- _Work required_:
Report every line from the following entries that contains the string "username".

- _Provided records_:
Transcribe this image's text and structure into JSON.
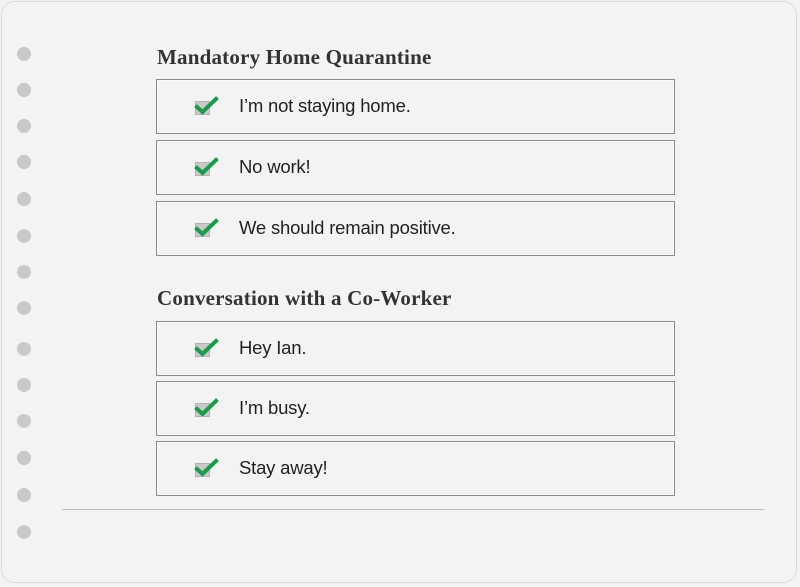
{
  "sections": [
    {
      "title": "Mandatory Home Quarantine",
      "items": [
        {
          "label": "I’m not staying home.",
          "checked": true
        },
        {
          "label": "No work!",
          "checked": true
        },
        {
          "label": "We should remain positive.",
          "checked": true
        }
      ]
    },
    {
      "title": "Conversation with a Co-Worker",
      "items": [
        {
          "label": "Hey Ian.",
          "checked": true
        },
        {
          "label": "I’m busy.",
          "checked": true
        },
        {
          "label": "Stay away!",
          "checked": true
        }
      ]
    }
  ],
  "colors": {
    "check": "#1a9a4a",
    "box": "#c9c9c9",
    "border": "#8a8a8a",
    "background": "#f3f3f3"
  }
}
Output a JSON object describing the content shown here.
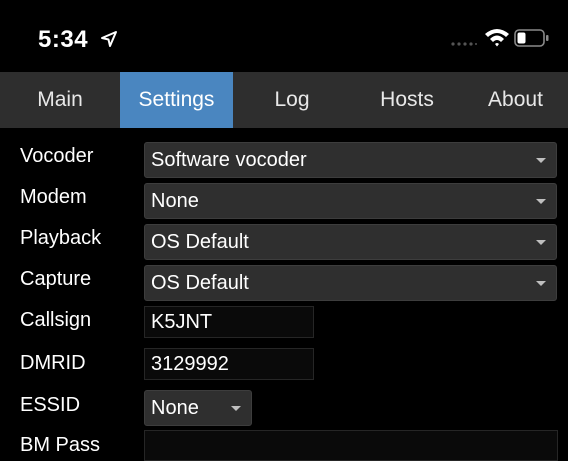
{
  "status_bar": {
    "time": "5:34",
    "icons": [
      "location-arrow-icon",
      "cellular-signal-icon",
      "wifi-icon",
      "battery-icon"
    ]
  },
  "tabs": [
    {
      "label": "Main",
      "active": false
    },
    {
      "label": "Settings",
      "active": true
    },
    {
      "label": "Log",
      "active": false
    },
    {
      "label": "Hosts",
      "active": false
    },
    {
      "label": "About",
      "active": false
    }
  ],
  "colors": {
    "active_tab": "#4a86c0",
    "tab_bar": "#2e2e2e",
    "select_bg": "#2f2f2f",
    "background": "#000000"
  },
  "settings": {
    "vocoder": {
      "label": "Vocoder",
      "value": "Software vocoder"
    },
    "modem": {
      "label": "Modem",
      "value": "None"
    },
    "playback": {
      "label": "Playback",
      "value": "OS Default"
    },
    "capture": {
      "label": "Capture",
      "value": "OS Default"
    },
    "callsign": {
      "label": "Callsign",
      "value": "K5JNT"
    },
    "dmrid": {
      "label": "DMRID",
      "value": "3129992"
    },
    "essid": {
      "label": "ESSID",
      "value": "None"
    },
    "bm_pass": {
      "label": "BM Pass",
      "value": ""
    }
  }
}
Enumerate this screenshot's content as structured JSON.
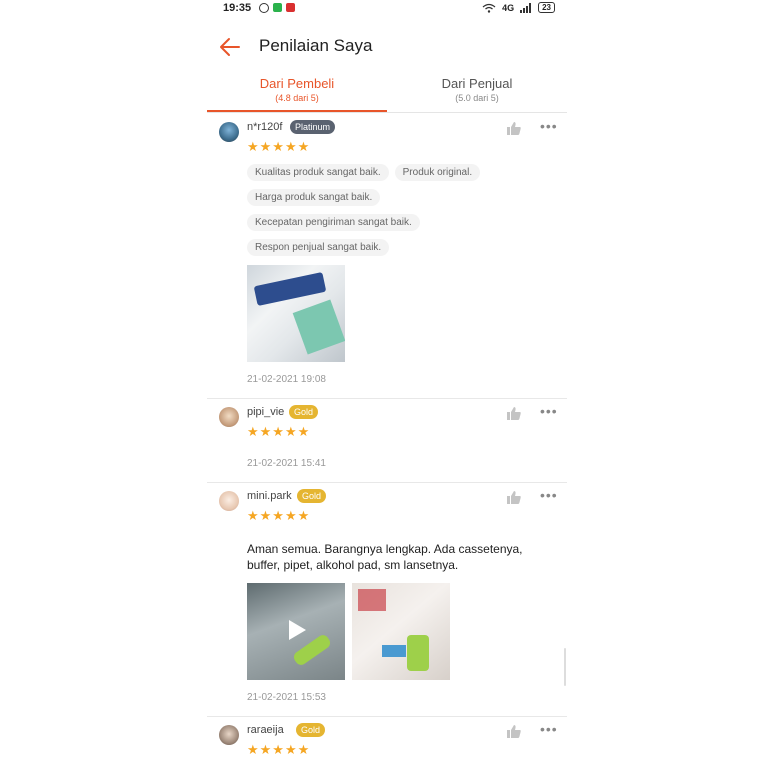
{
  "status_bar": {
    "time": "19:35",
    "network": "4G",
    "battery": "23"
  },
  "header": {
    "title": "Penilaian Saya"
  },
  "tabs": [
    {
      "label": "Dari Pembeli",
      "sub": "(4.8 dari 5)",
      "active": true
    },
    {
      "label": "Dari Penjual",
      "sub": "(5.0 dari 5)",
      "active": false
    }
  ],
  "reviews": [
    {
      "username": "n*r120f",
      "badge": "Platinum",
      "stars": "★★★★★",
      "rating": 5,
      "tags": [
        "Kualitas produk sangat baik.",
        "Produk original.",
        "Harga produk sangat baik.",
        "Kecepatan pengiriman sangat baik.",
        "Respon penjual sangat baik."
      ],
      "date": "21-02-2021 19:08"
    },
    {
      "username": "pipi_vie",
      "badge": "Gold",
      "stars": "★★★★★",
      "rating": 5,
      "date": "21-02-2021 15:41"
    },
    {
      "username": "mini.park",
      "badge": "Gold",
      "stars": "★★★★★",
      "rating": 5,
      "text": "Aman semua. Barangnya lengkap. Ada cassetenya, buffer, pipet, alkohol pad, sm lansetnya.",
      "date": "21-02-2021 15:53"
    },
    {
      "username": "raraeija",
      "badge": "Gold",
      "stars": "★★★★★",
      "rating": 5
    }
  ],
  "colors": {
    "accent": "#e8552a",
    "star": "#f5a623",
    "platinum": "#5a6270",
    "gold": "#e5b531"
  },
  "icons": [
    "back-arrow-icon",
    "thumbs-up-icon",
    "more-options-icon",
    "play-icon",
    "wifi-icon",
    "signal-icon",
    "battery-icon"
  ]
}
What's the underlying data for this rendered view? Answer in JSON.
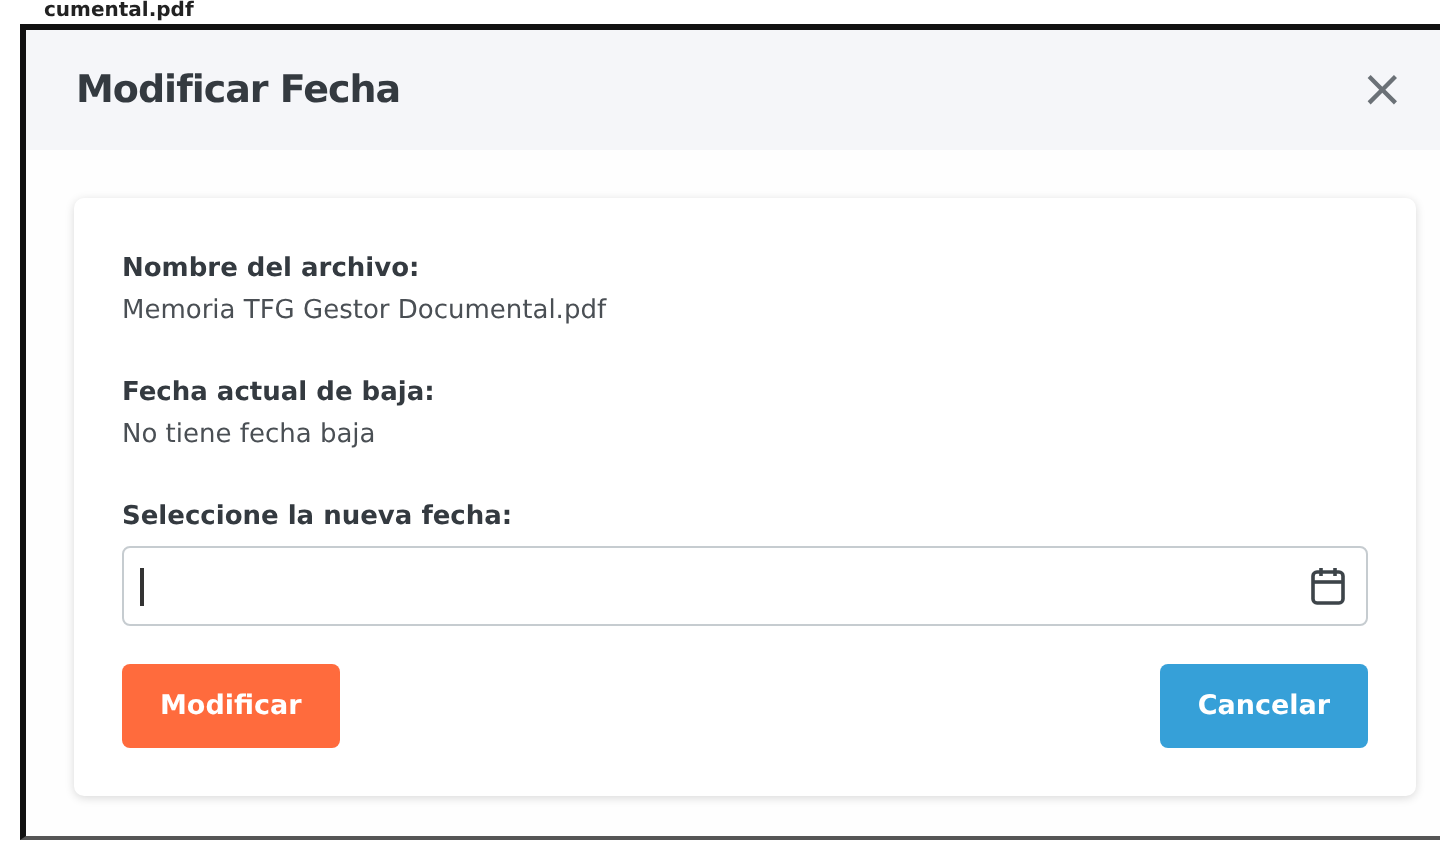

- _Answer box_:
      "username": "n*r120f",
      "username": "pipi_vie",
      "username": "mini.park",
      "username": "raraeija",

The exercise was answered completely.